The number of employers to have shut their final-salary schemes to all workers has soared by a third in 2011, according to a benchmark report out today.
Almost a quarter of final-salary schemes are now shut to both new and existing staff, up from 17 per cent last year and compared with just 3 per cent in 2008, new figures from the National Association of Pension Funds (NAPF) show. Less than a fifth of private sector final-salary arrangements are open to new employees, down from 88 per cent a decade ago.
The NAPF’s annual survey also revealed that three in ten firms with final-salary schemes still open to existing staff plan to close them in the next five years.
And it warned that more closures are inevitable as employers wrestle with growing demographic and funding pressures.
Joanne Segars, chief executive of the NAPF, said: “The private sector is seeing a seismic shift in its pensions, and more change is certain. Final-salary deals are coming off the table and are either being watered-down or replaced altogether.
“Many firms are trying to get a grip on the risks and rising costs by freezing the fund to both new and existing staff.”
Of the few firms that do plan to continue providing final-salary pensions, one in ten intends to make them less generous, with some moving to the career average earnings structure proposed for the public sector.
Graeme Mitchell, managing director at Lowland Financial in Galashiels, believes final-salary pensions in the private sector are heading for extinction.
“I imagine very few existing schemes are not underfunded and either hoping for an improvement in markets, encouraging people to leave the scheme or planning to close it altogether. The nails are in the coffin and private sector final-salary pensions are on the way out, sadly.”
Up to a quarter of a million private sector workers have been moved out of their final-salary pension over the last three years alone, according to the NAPF. The majority have been shifted into defined-contribution (money purchase) schemes, where returns depend on contributions and investment performance.
Segars said: “People will often find that the replacement pension on offer is a good one. It’s encouraging to see that, despite the harsh economic climate, payments into defined-contribution pensions by staff and their employers have remained stable.”

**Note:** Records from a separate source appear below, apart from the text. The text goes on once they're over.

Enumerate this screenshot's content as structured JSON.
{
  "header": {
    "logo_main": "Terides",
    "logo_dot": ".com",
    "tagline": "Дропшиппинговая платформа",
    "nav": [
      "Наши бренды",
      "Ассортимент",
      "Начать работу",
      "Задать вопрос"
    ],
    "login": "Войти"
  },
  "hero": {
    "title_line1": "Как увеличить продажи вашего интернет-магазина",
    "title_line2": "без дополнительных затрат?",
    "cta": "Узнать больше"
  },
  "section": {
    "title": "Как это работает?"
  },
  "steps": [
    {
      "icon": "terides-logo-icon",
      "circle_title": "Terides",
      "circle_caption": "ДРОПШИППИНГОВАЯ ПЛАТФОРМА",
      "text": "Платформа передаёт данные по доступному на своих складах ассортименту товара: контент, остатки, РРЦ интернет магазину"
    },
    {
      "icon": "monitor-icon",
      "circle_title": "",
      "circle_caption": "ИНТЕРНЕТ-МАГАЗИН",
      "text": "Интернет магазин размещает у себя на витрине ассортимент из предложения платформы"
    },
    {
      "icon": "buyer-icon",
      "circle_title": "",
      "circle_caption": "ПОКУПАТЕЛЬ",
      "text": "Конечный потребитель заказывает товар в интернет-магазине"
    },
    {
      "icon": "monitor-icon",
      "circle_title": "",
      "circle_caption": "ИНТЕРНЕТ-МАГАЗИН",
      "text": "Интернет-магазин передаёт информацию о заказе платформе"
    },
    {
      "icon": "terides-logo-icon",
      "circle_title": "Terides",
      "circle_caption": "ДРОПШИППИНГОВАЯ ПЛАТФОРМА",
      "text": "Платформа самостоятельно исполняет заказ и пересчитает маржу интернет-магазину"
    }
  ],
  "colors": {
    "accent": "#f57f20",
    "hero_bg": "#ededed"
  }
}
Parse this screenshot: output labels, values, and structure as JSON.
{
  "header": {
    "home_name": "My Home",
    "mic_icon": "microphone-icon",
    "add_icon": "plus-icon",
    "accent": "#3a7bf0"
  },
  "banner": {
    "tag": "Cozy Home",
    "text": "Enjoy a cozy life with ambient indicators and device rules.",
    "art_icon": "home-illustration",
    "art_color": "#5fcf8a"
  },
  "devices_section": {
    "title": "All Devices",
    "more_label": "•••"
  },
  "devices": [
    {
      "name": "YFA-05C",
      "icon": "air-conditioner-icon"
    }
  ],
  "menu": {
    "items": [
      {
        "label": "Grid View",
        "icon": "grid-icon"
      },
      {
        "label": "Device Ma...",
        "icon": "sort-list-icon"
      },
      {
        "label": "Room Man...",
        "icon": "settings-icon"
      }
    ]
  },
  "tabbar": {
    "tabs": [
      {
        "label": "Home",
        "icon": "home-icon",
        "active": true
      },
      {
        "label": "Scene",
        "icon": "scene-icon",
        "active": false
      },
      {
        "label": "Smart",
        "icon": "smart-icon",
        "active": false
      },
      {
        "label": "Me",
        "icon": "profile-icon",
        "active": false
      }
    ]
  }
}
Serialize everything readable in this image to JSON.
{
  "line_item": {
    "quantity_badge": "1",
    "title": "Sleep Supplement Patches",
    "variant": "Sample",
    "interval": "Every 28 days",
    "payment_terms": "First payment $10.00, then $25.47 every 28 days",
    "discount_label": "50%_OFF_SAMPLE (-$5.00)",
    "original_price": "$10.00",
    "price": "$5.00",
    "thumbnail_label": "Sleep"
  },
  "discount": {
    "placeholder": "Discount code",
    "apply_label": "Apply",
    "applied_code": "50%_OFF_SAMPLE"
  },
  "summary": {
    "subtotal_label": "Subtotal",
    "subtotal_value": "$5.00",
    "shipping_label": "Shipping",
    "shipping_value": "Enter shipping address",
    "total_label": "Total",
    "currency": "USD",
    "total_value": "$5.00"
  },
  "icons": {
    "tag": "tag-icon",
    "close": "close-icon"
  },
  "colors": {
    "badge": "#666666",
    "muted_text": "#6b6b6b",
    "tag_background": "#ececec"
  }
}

But the NAPF’s latest report comes just days after consultants Mercer revealed that employer payments to defined-contribution pensions has stalled after ten successive years of growth, while average member contributions have plunged from 4.6 to 4.2 per cent in the past year.